With Africa becoming the epicenter of jihadist activity globally, al-Qaeda in the Islamic Maghreb’s (AQIM) Sahel affiliate, Jamaat Nusrat al-Islam wal Muslimin (JNIM), has continued to evolve into a political and military force in the region. The most active branches of both al-Qaeda and the Islamic State are in Africa — the Sahel region and the Horn of Africa for al-Qaeda, and the Lake Chad region and Central Africa for Islamic State. Until now, every al-Qaeda “governance” experience has resulted in failure, primarily due to military pressure by Western powers, quixotic objectives, internal rivalries, and a lack of political experience or maneuverability in addressing both the needs and grievances of local populations.

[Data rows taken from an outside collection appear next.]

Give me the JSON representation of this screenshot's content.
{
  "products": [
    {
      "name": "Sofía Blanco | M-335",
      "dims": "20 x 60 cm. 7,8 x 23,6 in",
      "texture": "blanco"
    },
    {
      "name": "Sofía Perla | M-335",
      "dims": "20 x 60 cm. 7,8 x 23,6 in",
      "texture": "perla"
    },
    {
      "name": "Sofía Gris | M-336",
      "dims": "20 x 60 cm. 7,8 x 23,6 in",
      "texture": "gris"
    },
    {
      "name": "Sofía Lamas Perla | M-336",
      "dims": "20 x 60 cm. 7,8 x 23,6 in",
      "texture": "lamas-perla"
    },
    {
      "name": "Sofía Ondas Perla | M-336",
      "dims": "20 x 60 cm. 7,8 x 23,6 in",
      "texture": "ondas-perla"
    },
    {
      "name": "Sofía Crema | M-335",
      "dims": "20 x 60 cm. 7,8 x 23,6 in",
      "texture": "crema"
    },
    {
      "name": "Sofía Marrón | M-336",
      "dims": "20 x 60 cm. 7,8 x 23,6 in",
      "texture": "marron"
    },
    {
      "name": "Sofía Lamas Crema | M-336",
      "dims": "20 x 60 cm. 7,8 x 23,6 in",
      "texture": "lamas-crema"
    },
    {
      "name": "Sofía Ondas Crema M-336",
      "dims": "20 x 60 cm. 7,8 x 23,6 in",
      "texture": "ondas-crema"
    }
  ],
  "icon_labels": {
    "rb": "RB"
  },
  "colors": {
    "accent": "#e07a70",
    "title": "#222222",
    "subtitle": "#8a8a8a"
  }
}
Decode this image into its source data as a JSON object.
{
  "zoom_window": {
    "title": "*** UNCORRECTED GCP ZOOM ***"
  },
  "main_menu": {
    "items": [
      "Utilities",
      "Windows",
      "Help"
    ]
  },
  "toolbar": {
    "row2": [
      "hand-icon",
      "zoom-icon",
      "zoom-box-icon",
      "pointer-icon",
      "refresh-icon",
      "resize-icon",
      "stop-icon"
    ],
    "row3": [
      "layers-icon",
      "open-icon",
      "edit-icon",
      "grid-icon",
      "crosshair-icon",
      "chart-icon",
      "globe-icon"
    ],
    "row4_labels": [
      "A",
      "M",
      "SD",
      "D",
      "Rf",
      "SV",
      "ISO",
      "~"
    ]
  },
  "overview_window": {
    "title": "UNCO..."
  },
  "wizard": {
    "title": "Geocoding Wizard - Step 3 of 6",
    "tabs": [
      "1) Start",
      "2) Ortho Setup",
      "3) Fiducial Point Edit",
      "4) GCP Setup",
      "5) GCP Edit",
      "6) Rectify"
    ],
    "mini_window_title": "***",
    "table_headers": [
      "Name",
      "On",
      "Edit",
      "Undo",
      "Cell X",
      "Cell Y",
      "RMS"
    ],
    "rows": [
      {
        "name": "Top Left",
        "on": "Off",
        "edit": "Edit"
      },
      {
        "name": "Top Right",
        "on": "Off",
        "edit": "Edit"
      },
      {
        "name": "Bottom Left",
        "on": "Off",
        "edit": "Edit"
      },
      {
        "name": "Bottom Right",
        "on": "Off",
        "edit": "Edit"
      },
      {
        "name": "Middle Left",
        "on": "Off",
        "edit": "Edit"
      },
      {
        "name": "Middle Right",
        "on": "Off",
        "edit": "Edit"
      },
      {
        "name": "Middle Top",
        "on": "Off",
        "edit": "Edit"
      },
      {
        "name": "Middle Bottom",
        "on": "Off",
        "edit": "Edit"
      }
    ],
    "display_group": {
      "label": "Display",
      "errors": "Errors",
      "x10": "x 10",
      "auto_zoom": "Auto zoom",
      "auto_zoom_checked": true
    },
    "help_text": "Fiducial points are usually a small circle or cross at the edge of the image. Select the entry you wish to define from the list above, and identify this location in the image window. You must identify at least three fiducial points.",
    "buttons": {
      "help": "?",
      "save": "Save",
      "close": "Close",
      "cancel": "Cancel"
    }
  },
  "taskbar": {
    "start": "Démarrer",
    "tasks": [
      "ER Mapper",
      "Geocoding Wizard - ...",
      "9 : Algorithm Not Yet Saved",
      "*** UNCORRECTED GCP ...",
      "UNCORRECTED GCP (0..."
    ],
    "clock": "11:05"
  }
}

Such was the case during the short-lived governance project in northern Mali in 2012. Al-Qaeda militants and local commanders implemented harsh interpretations of Sharia law, employed violence to enforce their authority, and destroyed cultural artifcats like the historic Timbuktu mausoleums. However, this contradicted the will of AQIM leader Abu Moussaab Abdel Wadud. To win hearts and minds, he ordered the militants under his command to follow a “soft gradual approach,” which received criticism from al-Qaeda central. To al-Qaeda’s senior leaders, Abu Moussaab was seen as too conciliatory and overly political.